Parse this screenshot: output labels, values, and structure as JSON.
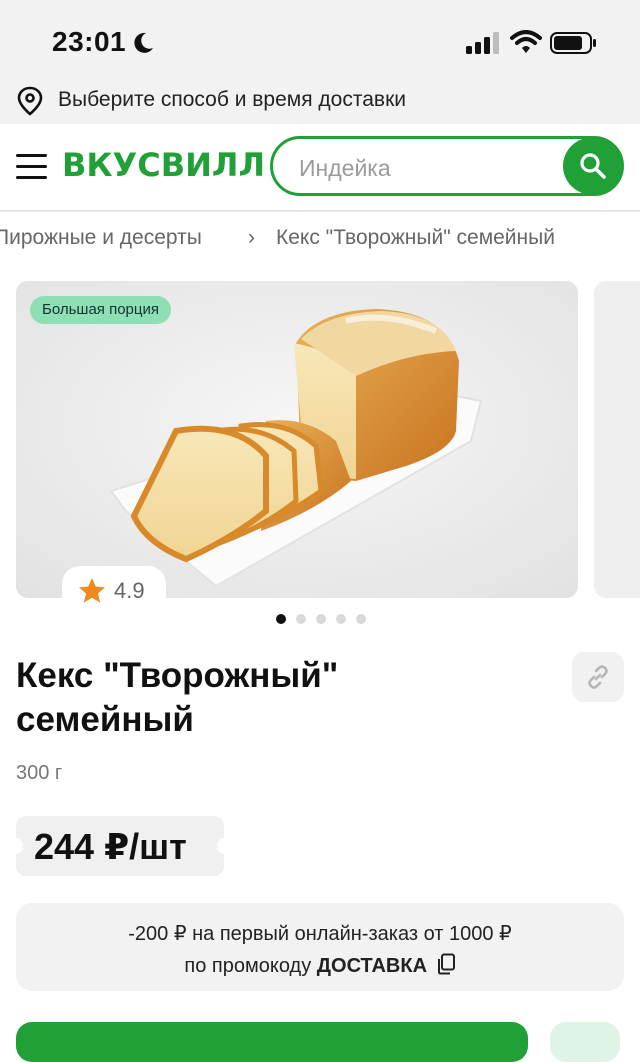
{
  "status_bar": {
    "time": "23:01"
  },
  "delivery": {
    "text": "Выберите способ и время доставки"
  },
  "header": {
    "logo": "ВКУСВИЛЛ",
    "search_placeholder": "Индейка"
  },
  "breadcrumbs": {
    "category": "Пирожные и десерты",
    "separator": "›",
    "current": "Кекс \"Творожный\" семейный"
  },
  "gallery": {
    "badge": "Большая порция",
    "rating": "4.9",
    "slide_count": 5,
    "active_slide": 1
  },
  "product": {
    "title": "Кекс \"Творожный\" семейный",
    "weight": "300 г",
    "price": "244 ₽/шт"
  },
  "promo": {
    "line1": "-200 ₽ на первый онлайн-заказ от 1000 ₽",
    "line2_prefix": "по промокоду ",
    "code": "ДОСТАВКА"
  },
  "colors": {
    "brand_green": "#21a038",
    "badge_green": "#8ee0b4",
    "star_orange": "#f08a1c"
  }
}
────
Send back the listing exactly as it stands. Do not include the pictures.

Parse this screenshot: output labels, values, and structure as JSON.
{
  "status_bar": {
    "time": "23:01"
  },
  "delivery": {
    "text": "Выберите способ и время доставки"
  },
  "header": {
    "logo": "ВКУСВИЛЛ",
    "search_placeholder": "Индейка"
  },
  "breadcrumbs": {
    "category": "Пирожные и десерты",
    "separator": "›",
    "current": "Кекс \"Творожный\" семейный"
  },
  "gallery": {
    "badge": "Большая порция",
    "rating": "4.9",
    "slide_count": 5,
    "active_slide": 1
  },
  "product": {
    "title": "Кекс \"Творожный\" семейный",
    "weight": "300 г",
    "price": "244 ₽/шт"
  },
  "promo": {
    "line1": "-200 ₽ на первый онлайн-заказ от 1000 ₽",
    "line2_prefix": "по промокоду ",
    "code": "ДОСТАВКА"
  },
  "colors": {
    "brand_green": "#21a038",
    "badge_green": "#8ee0b4",
    "star_orange": "#f08a1c"
  }
}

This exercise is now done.